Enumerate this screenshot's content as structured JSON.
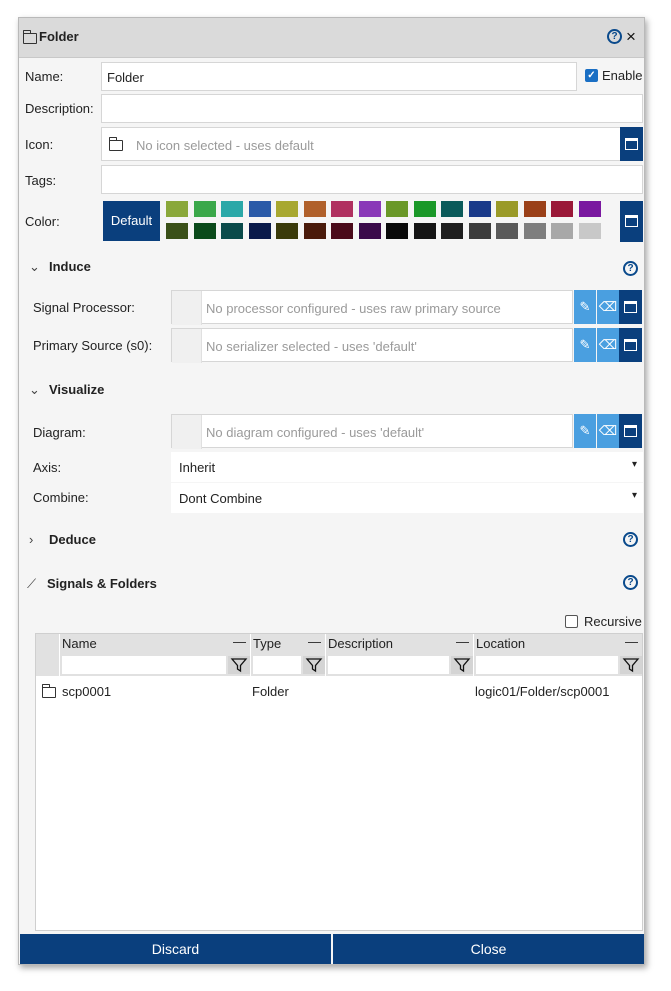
{
  "dialog": {
    "title": "Folder",
    "help_icon": "?",
    "close_icon": "×"
  },
  "fields": {
    "name_label": "Name:",
    "name_value": "Folder",
    "enable_label": "Enable",
    "enable_checked": true,
    "description_label": "Description:",
    "description_value": "",
    "icon_label": "Icon:",
    "icon_placeholder": "No icon selected - uses default",
    "tags_label": "Tags:",
    "tags_value": "",
    "color_label": "Color:",
    "color_default_label": "Default",
    "color_swatches_row1": [
      "#8aa83a",
      "#3aa84a",
      "#2aa8a8",
      "#2a5aa8",
      "#a8a830",
      "#b0602a",
      "#b03060",
      "#8a38b8",
      "#6a9828",
      "#1a9828",
      "#0a5a5a",
      "#1a3a8a",
      "#9a9a28",
      "#9a4018",
      "#9a1838",
      "#7a18a0"
    ],
    "color_swatches_row2": [
      "#3a5018",
      "#0a4a1a",
      "#0a4a4a",
      "#0a1a4a",
      "#3a3a0a",
      "#4a1a0a",
      "#4a0a1a",
      "#3a0a4a",
      "#0a0a0a",
      "#141414",
      "#1e1e1e",
      "#3c3c3c",
      "#5a5a5a",
      "#7e7e7e",
      "#a8a8a8",
      "#c8c8c8"
    ]
  },
  "sections": {
    "induce": {
      "title": "Induce",
      "chevron": "⌄",
      "signal_processor_label": "Signal Processor:",
      "signal_processor_placeholder": "No processor configured - uses raw primary source",
      "primary_source_label": "Primary Source (s0):",
      "primary_source_placeholder": "No serializer selected - uses 'default'"
    },
    "visualize": {
      "title": "Visualize",
      "chevron": "⌄",
      "diagram_label": "Diagram:",
      "diagram_placeholder": "No diagram configured - uses 'default'",
      "axis_label": "Axis:",
      "axis_value": "Inherit",
      "combine_label": "Combine:",
      "combine_value": "Dont Combine"
    },
    "deduce": {
      "title": "Deduce",
      "chevron": "›"
    },
    "signals": {
      "title": "Signals & Folders",
      "recursive_label": "Recursive",
      "recursive_checked": false
    }
  },
  "table": {
    "columns": [
      "Name",
      "Type",
      "Description",
      "Location"
    ],
    "column_menu": "—",
    "rows": [
      {
        "name": "scp0001",
        "type": "Folder",
        "description": "",
        "location": "logic01/Folder/scp0001"
      }
    ]
  },
  "footer": {
    "discard_label": "Discard",
    "close_label": "Close"
  },
  "colors": {
    "accent_dark": "#0a3f7d",
    "accent_light": "#4a9fe0"
  }
}
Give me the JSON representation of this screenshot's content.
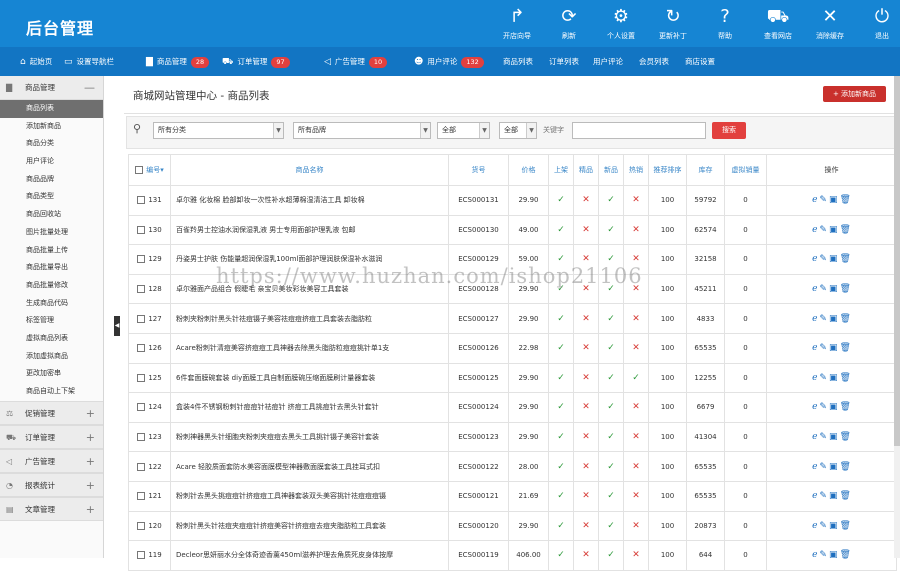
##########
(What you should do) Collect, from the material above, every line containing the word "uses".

(Response below)
    "icon_placeholder": "No icon selected - uses default",
      "signal_processor_placeholder": "No processor configured - uses raw primary source",
      "primary_source_placeholder": "No serializer selected - uses 'default'"
      "diagram_placeholder": "No diagram configured - uses 'default'",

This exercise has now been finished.